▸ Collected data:
# # #

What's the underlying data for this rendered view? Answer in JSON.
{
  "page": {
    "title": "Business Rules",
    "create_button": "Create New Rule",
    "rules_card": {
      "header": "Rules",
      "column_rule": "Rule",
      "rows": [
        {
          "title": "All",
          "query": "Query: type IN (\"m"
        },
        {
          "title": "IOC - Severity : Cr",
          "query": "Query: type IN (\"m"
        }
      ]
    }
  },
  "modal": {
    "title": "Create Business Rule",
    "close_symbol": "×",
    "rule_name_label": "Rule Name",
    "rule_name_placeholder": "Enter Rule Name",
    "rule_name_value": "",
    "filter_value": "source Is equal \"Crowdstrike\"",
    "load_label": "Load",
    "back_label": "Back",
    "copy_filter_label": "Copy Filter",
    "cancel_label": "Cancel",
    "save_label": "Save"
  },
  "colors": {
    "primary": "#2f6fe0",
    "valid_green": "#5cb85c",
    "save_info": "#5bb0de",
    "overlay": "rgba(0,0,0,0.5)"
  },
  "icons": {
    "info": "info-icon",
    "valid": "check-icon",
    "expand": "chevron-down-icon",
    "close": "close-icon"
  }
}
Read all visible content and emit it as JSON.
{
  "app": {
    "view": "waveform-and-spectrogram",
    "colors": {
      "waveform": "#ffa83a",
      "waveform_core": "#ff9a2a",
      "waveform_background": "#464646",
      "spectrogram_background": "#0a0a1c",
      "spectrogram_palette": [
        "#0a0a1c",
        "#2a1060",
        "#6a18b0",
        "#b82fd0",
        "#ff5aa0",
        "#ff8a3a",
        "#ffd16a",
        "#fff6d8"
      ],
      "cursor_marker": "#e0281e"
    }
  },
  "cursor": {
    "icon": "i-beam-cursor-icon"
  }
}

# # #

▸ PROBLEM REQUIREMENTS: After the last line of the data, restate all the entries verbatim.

▸ SOLUTION TO THE EXERCISE:
What's the underlying data for this rendered view? Answer in JSON.
{
  "page": {
    "title": "Business Rules",
    "create_button": "Create New Rule",
    "rules_card": {
      "header": "Rules",
      "column_rule": "Rule",
      "rows": [
        {
          "title": "All",
          "query": "Query: type IN (\"m"
        },
        {
          "title": "IOC - Severity : Cr",
          "query": "Query: type IN (\"m"
        }
      ]
    }
  },
  "modal": {
    "title": "Create Business Rule",
    "close_symbol": "×",
    "rule_name_label": "Rule Name",
    "rule_name_placeholder": "Enter Rule Name",
    "rule_name_value": "",
    "filter_value": "source Is equal \"Crowdstrike\"",
    "load_label": "Load",
    "back_label": "Back",
    "copy_filter_label": "Copy Filter",
    "cancel_label": "Cancel",
    "save_label": "Save"
  },
  "colors": {
    "primary": "#2f6fe0",
    "valid_green": "#5cb85c",
    "save_info": "#5bb0de",
    "overlay": "rgba(0,0,0,0.5)"
  },
  "icons": {
    "info": "info-icon",
    "valid": "check-icon",
    "expand": "chevron-down-icon",
    "close": "close-icon"
  }
}
Read all visible content and emit it as JSON.
{
  "app": {
    "view": "waveform-and-spectrogram",
    "colors": {
      "waveform": "#ffa83a",
      "waveform_core": "#ff9a2a",
      "waveform_background": "#464646",
      "spectrogram_background": "#0a0a1c",
      "spectrogram_palette": [
        "#0a0a1c",
        "#2a1060",
        "#6a18b0",
        "#b82fd0",
        "#ff5aa0",
        "#ff8a3a",
        "#ffd16a",
        "#fff6d8"
      ],
      "cursor_marker": "#e0281e"
    }
  },
  "cursor": {
    "icon": "i-beam-cursor-icon"
  }
}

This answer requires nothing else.